EXERCISE PROMPT:
The result should be the full listing copied exactly, with no pictures in it.

RECORDED INFORMATION:
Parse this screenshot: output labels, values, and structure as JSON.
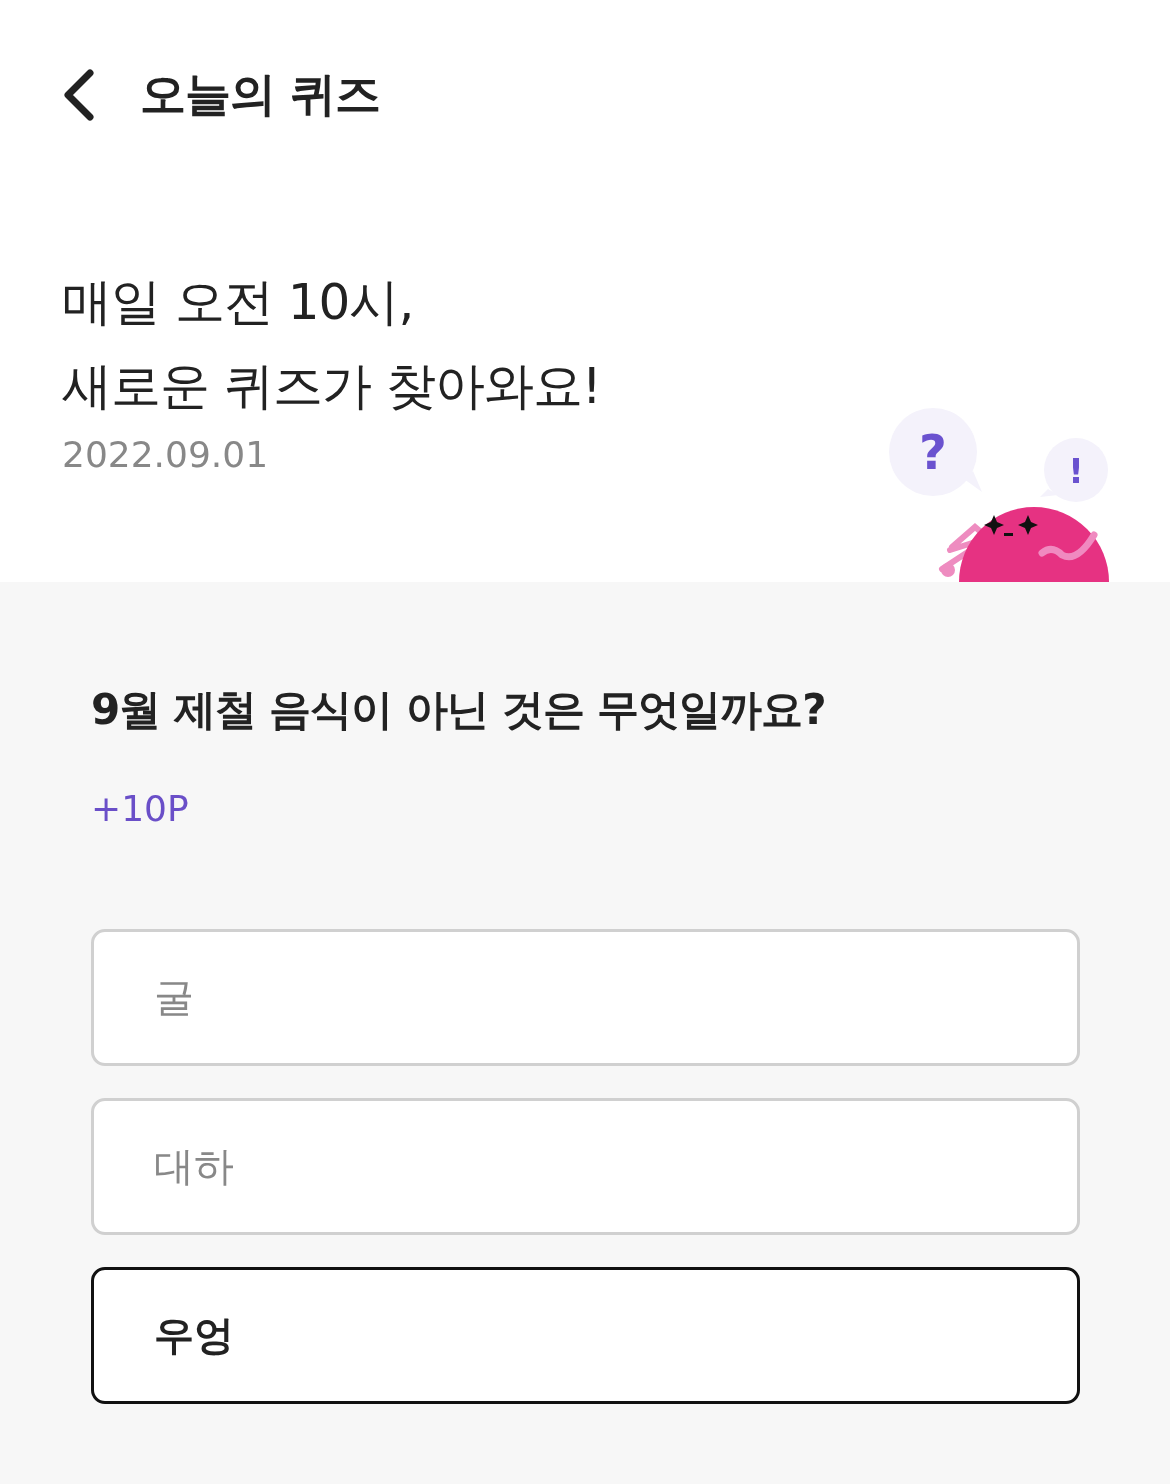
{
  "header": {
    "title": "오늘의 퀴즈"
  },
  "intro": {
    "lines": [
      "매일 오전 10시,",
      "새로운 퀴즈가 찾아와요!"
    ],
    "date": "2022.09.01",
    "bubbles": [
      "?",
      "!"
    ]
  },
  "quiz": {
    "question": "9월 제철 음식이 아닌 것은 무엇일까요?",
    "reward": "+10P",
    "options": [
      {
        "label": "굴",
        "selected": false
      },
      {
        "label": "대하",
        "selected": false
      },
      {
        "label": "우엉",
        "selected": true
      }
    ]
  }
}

OUTPUT FOR THIS EXERCISE:
Parse this screenshot: output labels, values, and structure as JSON.
{
  "header": {
    "title": "오늘의 퀴즈"
  },
  "intro": {
    "lines": [
      "매일 오전 10시,",
      "새로운 퀴즈가 찾아와요!"
    ],
    "date": "2022.09.01",
    "bubbles": [
      "?",
      "!"
    ]
  },
  "quiz": {
    "question": "9월 제철 음식이 아닌 것은 무엇일까요?",
    "reward": "+10P",
    "options": [
      {
        "label": "굴",
        "selected": false
      },
      {
        "label": "대하",
        "selected": false
      },
      {
        "label": "우엉",
        "selected": true
      }
    ]
  }
}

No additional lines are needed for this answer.